Safe-injection sites, also called safe-consumption sites, are centers where people can shoot up illicit drugs under the supervision of medical professionals who are able to administer an overdose antidote if necessary. Additionally, the centers provide access to addiction rehabilitation services and clean medical supplies, like needles.
Dr. Thomas Farley, the city's health commissioner, said the primary purpose of the sites would be to encourage drug users to seek treatment for their addictions.
"No one here condones or supports illegal drug use in any way," Farley said, according to CBS News. "We want people saddled with drug addiction to get help." Farley further added that "these sites serve as sites to bring people into drug treatment. We don't see this as simply a site for supervised injection."
The details of the proposed sites – including locations, timeline and framework for overseeing the program – are as yet unclear, and Farley said the city's hope in putting forth the idea is that they will attract the right people and organizations to make the proposal a reality.
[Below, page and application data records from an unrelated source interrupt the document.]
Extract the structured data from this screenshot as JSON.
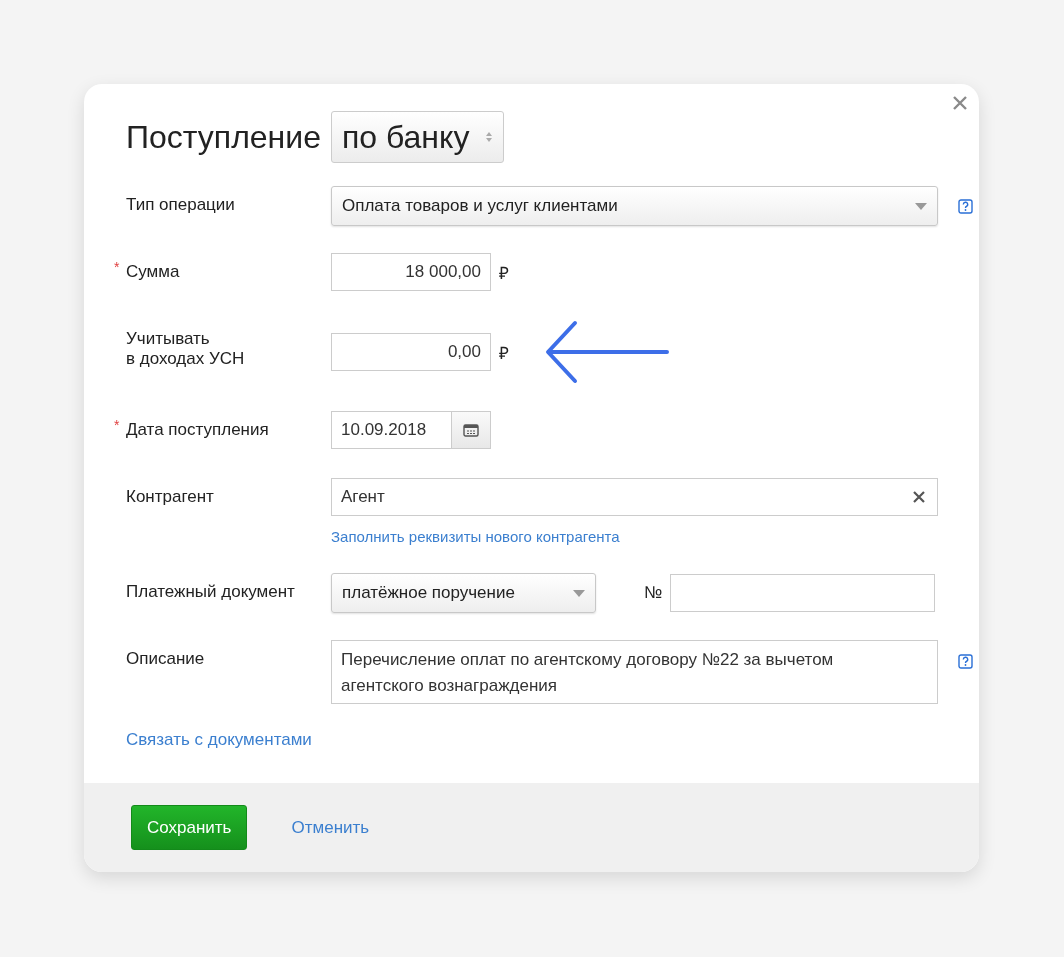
{
  "dialog": {
    "title": "Поступление",
    "source_select": {
      "value": "по банку"
    }
  },
  "fields": [
    {
      "kind": "select",
      "label": "Тип операции",
      "value": "Оплата товаров и услуг клиентами",
      "help": true
    },
    {
      "kind": "amount",
      "label": "Сумма",
      "marker": "*",
      "value": "18 000,00",
      "currency": "₽"
    },
    {
      "kind": "amount",
      "label": "Учитывать\nв доходах УСН",
      "value": "0,00",
      "currency": "₽",
      "annotated": true
    },
    {
      "kind": "date",
      "label": "Дата поступления",
      "marker": "*",
      "value": "10.09.2018"
    },
    {
      "kind": "clearable",
      "label": "Контрагент",
      "value": "Агент",
      "link": "Заполнить реквизиты нового контрагента"
    },
    {
      "kind": "document",
      "label": "Платежный документ",
      "value": "платёжное поручение",
      "number_label": "№"
    },
    {
      "kind": "textarea",
      "label": "Описание",
      "value": "Перечисление оплат по агентскому договору №22 за вычетом агентского вознаграждения",
      "help": true
    }
  ],
  "link_documents": "Связать с документами",
  "buttons": {
    "save": "Сохранить",
    "cancel": "Отменить"
  }
}
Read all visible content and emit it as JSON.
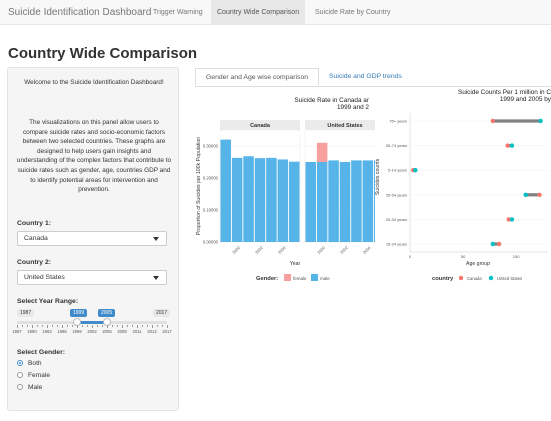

"Part of what we're doing here today is publicizing this interest in the hopes that there are funders who will appear who care about saving lives and see this as an opportunity to do so," he said.
Philadelphia currently has the highest opioid death rate of any large U.S. city, with more than 1,200 people fatally overdosing in 2017, one-third more than in 2016.
The proposed centers are being met with swift criticism. "There is no safe way to inject heroin, fentanyl and carfnentanyl," Pennsylvania Attorney General Josh Shapiro said in a statement. "These are dangerous drugs with devastating consequences." He added that the program isn't "an effective path to treatment."
Other officials seemed more uncertain about how establishing such centers would affect their respective departments and duties.
Philadelphia Police Commissioner Richard Ross told CBS News that he was initially "completely, totally adamant against" the idea of safe injection sites, but tried to keep an open mind about the possibilities, especially after connecting with his counterpart in Vancouver, Canada, where there are two sites.
"There's a lot of lives being lost and that is something that, in the world of public safety, we certainly cannot just throw our hands up and say, 'That's not my problem,'" he said.
At present, no U.S. city has established a safe injection site, though Seattle has set aside $1.3 million to create one there. Both Canada and Europe have had safe injection sites, some cities for more than 10 years.